Hand washing is taught from a very young age, and the recent height of the pandemic really reinforced its importance. But we don't give as much thought to the cleanliness of our phones, even though they pick up bacteria easily and can be 10 times dirtier than a toilet seat, according to scientists at the University of Arizona. To combat this spread of germs, and therefore disease, some public places have phone washing stations. Recently, a tweet featuring a phone cleaning station embedded in the sink of a McDonald's in Japan went viral, as it sanitizes the device in seconds.
The tweet, posted by user Sho Sawada (@shao1555), reads “At McDonald's nowadays, not only do they have a place to wash your hands but one to wash your smartphone as well.” The tweet is accompanied by an illustrative video, showing exactly how this feature works. In the video, we can see the user placing the phone in a narrow slot. The device is lowered automatically and covered, as a light shines through the lid of the cleaning station while the phone is disinfected. Once it's ready, the machine ejects the phone slowly, ready to be taken by its owner.
This nifty system is called WOSH, and was developed by Japanese company WOTA. Its wonders go beyond the phone cleaning device, as it also boasts that it reuses more than 98% of the water it uses. To clean the smartphone, WOSH relies on a hydrological cycle system and deep ultraviolet lights, offering a sterilization of up to 99.9% in just 30 seconds.
While seeing WOSH in action definitely has a futuristic vibe to it, it would be ideal for such technology to be adopted around the world. If the reaction to this video—which has over 5.2 million views; 63,400 likes; and 11,900 retweets—is any indication, it would be a welcome addition to restrooms around the world. After all, adding this extra layer of hygiene is another way to take care of our global health.
A phone cleaning station embedded in the sink of a McDonald's in Japan recently made waves online, as it sanitizes the device in seconds.
Named WOSH, the device relies on a hydrological cycle system and deep ultraviolet lights, offering a sterilization of up to 99.9% in just 30 seconds.
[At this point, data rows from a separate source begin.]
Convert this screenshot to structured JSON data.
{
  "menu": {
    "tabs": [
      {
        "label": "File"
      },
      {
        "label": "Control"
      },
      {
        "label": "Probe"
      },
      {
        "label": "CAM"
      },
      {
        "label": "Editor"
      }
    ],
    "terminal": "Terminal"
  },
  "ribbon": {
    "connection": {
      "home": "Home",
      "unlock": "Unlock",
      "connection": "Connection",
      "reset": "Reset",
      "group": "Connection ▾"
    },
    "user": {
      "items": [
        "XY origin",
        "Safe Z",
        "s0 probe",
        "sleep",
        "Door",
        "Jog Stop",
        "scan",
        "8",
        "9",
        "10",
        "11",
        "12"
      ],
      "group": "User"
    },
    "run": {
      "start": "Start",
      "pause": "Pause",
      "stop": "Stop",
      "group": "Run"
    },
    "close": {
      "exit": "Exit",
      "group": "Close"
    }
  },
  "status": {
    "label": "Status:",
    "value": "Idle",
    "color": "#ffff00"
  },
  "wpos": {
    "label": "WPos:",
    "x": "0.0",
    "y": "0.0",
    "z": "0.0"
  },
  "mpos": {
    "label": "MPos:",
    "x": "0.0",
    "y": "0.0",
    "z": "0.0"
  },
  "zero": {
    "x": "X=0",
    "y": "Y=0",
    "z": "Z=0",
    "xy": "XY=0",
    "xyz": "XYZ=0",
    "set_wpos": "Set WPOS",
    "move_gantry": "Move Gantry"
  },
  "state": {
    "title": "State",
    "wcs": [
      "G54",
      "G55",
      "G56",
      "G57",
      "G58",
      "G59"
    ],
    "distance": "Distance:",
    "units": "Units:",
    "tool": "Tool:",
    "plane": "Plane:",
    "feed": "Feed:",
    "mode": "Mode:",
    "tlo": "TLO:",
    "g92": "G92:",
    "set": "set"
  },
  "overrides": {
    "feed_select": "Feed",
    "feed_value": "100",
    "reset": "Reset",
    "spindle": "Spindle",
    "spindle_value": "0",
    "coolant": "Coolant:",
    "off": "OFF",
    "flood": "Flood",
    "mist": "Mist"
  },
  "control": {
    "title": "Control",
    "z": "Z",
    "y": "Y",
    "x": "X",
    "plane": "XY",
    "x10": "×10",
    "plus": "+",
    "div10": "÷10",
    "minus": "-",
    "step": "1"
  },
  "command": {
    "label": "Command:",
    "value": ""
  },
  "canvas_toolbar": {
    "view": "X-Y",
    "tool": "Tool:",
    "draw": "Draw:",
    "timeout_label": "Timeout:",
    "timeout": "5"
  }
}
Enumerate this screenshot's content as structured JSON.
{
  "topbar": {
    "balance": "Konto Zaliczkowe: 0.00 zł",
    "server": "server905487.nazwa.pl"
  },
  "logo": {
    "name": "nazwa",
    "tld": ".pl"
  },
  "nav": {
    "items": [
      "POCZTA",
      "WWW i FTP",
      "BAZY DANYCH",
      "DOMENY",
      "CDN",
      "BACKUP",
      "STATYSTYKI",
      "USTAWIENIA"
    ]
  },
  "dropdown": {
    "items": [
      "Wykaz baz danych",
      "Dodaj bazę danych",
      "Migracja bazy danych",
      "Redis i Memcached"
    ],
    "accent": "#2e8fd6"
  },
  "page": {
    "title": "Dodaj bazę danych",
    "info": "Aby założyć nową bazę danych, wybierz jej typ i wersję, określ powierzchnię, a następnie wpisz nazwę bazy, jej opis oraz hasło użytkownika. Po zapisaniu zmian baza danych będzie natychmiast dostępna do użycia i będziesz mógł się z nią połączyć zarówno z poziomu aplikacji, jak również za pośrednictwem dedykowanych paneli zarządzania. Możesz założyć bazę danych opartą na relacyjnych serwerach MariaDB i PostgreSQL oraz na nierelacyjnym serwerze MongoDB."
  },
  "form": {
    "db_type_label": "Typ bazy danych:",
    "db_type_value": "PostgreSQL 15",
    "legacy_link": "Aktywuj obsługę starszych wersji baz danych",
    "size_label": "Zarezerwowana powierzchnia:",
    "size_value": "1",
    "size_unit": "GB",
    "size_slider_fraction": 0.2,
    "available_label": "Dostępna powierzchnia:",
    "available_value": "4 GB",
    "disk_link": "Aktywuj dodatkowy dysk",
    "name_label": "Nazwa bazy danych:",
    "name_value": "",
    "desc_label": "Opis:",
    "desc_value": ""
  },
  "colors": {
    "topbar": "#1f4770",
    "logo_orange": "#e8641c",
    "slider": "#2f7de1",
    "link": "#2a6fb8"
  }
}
See it in action in the video below.
— shao as a service (@shao1555) October 26, 2022